- _Work item_
Copy each of the records exactly.

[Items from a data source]
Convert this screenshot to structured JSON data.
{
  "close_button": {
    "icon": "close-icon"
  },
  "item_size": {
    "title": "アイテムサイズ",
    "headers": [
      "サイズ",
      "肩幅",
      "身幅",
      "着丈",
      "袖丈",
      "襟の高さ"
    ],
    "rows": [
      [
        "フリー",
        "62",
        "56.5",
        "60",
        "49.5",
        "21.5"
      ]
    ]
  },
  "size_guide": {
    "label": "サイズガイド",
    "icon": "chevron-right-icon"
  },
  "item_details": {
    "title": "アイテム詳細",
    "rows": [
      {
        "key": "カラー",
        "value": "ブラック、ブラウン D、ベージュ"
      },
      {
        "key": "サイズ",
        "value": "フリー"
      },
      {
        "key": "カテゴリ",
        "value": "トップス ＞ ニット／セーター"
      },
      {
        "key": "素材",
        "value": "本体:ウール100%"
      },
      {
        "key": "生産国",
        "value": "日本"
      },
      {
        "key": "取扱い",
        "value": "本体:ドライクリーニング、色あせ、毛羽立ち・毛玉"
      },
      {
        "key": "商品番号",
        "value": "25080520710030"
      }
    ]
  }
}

- _Written response_
Convert this screenshot to structured JSON data.
{
  "close_button": {
    "icon": "close-icon"
  },
  "item_size": {
    "title": "アイテムサイズ",
    "headers": [
      "サイズ",
      "肩幅",
      "身幅",
      "着丈",
      "袖丈",
      "襟の高さ"
    ],
    "rows": [
      [
        "フリー",
        "62",
        "56.5",
        "60",
        "49.5",
        "21.5"
      ]
    ]
  },
  "size_guide": {
    "label": "サイズガイド",
    "icon": "chevron-right-icon"
  },
  "item_details": {
    "title": "アイテム詳細",
    "rows": [
      {
        "key": "カラー",
        "value": "ブラック、ブラウン D、ベージュ"
      },
      {
        "key": "サイズ",
        "value": "フリー"
      },
      {
        "key": "カテゴリ",
        "value": "トップス ＞ ニット／セーター"
      },
      {
        "key": "素材",
        "value": "本体:ウール100%"
      },
      {
        "key": "生産国",
        "value": "日本"
      },
      {
        "key": "取扱い",
        "value": "本体:ドライクリーニング、色あせ、毛羽立ち・毛玉"
      },
      {
        "key": "商品番号",
        "value": "25080520710030"
      }
    ]
  }
}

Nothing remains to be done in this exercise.